By Bobbi Dempsey • Bankrate.com
If you’ve found yourself needing some quick cash recently, you may have considered heading to a pawnshop. You’re not alone. The bad economy has prompted many people to visit a pawnshop for the first time.
“We’re seeing more people who have never been in a pawnshop before looking for short-term solutions without having to sell the farm,” says Rick Harrison, whose family owns the Gold and Silver Pawnshop in Las Vegas and stars in The History Channel series, “Pawn Stars.”
You shouldn’t feel afraid or embarrassed about heading to a pawnshop, but there are some things you need to know.
Don’t believe the bad image
Pawnshops aren’t the shady, scary places they often appear to be in the media. “Pawnshops have been unjustly vilified by the main stream media, and so most people perceive pawnshops to be dirty and seedy,” says Harrison.
Instead, pawnshops are regulated by 12 federal laws plus numerous state and local laws,” says Emmett Murphy, spokesman for the National Pawnbrokers Association, or NPA. “The majority are clean, well-lit stores run by people who pride themselves on providing good customer service.” Murphy advises checking with the local Better Business Bureau, or looking on the NPA’s Web site for member stores in your area.
Getting the loan
Here’s how a pawnshop transaction works:
Pawnshops offer collateral-based loans — meaning the loan is secured by something of value. You bring in something you own, and if the pawnbroker is interested, he will offer you a loan. The pawnbroker then keeps your item until you repay the loan. The loan amount will likely be a small fraction of the item’s actual value.

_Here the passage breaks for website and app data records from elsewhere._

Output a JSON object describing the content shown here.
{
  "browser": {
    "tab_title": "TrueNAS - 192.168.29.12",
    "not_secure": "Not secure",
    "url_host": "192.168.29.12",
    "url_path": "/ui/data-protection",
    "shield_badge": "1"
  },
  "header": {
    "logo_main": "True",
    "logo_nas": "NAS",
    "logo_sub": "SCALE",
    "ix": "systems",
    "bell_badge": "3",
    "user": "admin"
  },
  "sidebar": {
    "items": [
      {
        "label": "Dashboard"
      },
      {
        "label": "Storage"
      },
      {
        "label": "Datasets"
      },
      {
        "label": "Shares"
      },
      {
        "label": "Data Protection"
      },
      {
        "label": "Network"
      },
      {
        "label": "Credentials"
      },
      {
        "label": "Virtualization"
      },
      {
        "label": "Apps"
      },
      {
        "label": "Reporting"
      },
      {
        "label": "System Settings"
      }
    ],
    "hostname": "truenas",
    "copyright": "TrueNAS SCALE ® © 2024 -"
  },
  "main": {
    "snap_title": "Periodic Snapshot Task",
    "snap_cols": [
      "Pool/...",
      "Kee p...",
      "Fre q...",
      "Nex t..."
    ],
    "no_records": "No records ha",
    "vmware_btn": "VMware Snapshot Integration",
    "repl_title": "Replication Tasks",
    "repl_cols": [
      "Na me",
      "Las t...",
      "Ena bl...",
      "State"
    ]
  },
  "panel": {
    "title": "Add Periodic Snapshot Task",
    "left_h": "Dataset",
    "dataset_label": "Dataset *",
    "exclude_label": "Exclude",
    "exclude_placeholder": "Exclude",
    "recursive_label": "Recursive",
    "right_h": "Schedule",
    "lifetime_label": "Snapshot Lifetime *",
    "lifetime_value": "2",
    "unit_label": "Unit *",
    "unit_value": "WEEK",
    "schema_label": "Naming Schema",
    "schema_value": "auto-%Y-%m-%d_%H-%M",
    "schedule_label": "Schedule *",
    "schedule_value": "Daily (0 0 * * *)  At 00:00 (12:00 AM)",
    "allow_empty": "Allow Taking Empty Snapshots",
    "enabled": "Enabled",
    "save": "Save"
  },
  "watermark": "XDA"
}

You can sell your item to the pawnshop outright, but pawnbrokers are less enthusiastic about these transactions because loans offer much more profit potential for the pawnbroker.
You must receive a pawn ticket. Don’t lose this! Not only is it the receipt for your item, but it also summarizes the terms of your loan: fees, expiration date, description of your item, etc.
Repaying the loan
You have two choices on repayment:
Return to pay the balance — including the loan amount plus all added fees — before the deadline, which is usually one to four months after the initial transaction.
Don’t return and the pawnshop keeps your item. Aside from losing your item, there are no other consequences: no collection action and no affect on your credit report. On average, though, 80 percent of all customers do reclaim their items, according to the National Pawnbrokers Association.
In some locations, you can extend the loan period by up to several months, but you’ll incur additional charges.
The interest rate explained (… sort of)
The dollars and cents of pawnshop loans get a little complicated because: a) rules regarding the fees vary widely from state to state, and b) it’s not a cut-and-dried interest rate.
The term “interest rate” can be very confusing, so it’s better to think of total allowable “finance charge,” says Steve Krupnik of South Bend, Ind., creator of the Pawn Shop Advisor coaching program and author of the book “Pawnonomics.”
“Pawnshop loans are nearly all state-regulated, and ‘finance charges’ can vary from 5 percent per month to 25 percent per month. In Indiana, the ‘interest rate’ is capped at 36 percent APR or 3 percent per month, but pawnshops can charge an additional 20 percent per month service charge, making the total allowable finance charge 23 percent per month,” says Krupnik.
In New York, the maximum interest rate is 4 percent per month, and a service charge of up to $10. The interest rates may seem steep, but Murphy says these aren’t meant to be a substitute for bank loans.
“These are what we call ‘safety net loans’ and are usually for life emergencies.” The typical fee, he adds, is often lower than the cost of a bounced check or a disconnected utility.
To learn the maximum rates allowed in your area — along with any rules regarding pawnshop transactions — check your state’s Web site; most likely, the information will be in the consumer protection section.
The bottom line: Make sure the pawnbroker clearly explains all the fees involved in your loan before you finalize the transaction. These terms also should be listed on your pawn ticket.
What pawnshops do — and don’t — want
When considering pawning something, keep these tips in mind:
Don’t: Offer anything outdated, difficult to store or cheaply made, Krupnik advises.
Do: Go with jewelry or coins, Harrison suggests. Other good choices, according to Krupnik, are firearms, high-quality tools and musical instruments.
Be prepared for red tape
The pawnbroker is legally obligated to confirm that you are the legal owner of the property.
“They will ask you enough questions about your property to become comfortable with the fact that you own it,” says Krupnik. “Do not be offended; the pawnbroker is just trying to make sure that both you and the property are legitimate. Also, if you do business with the pawnbroker, expect to have to show a government-issued ID. It is required by law.”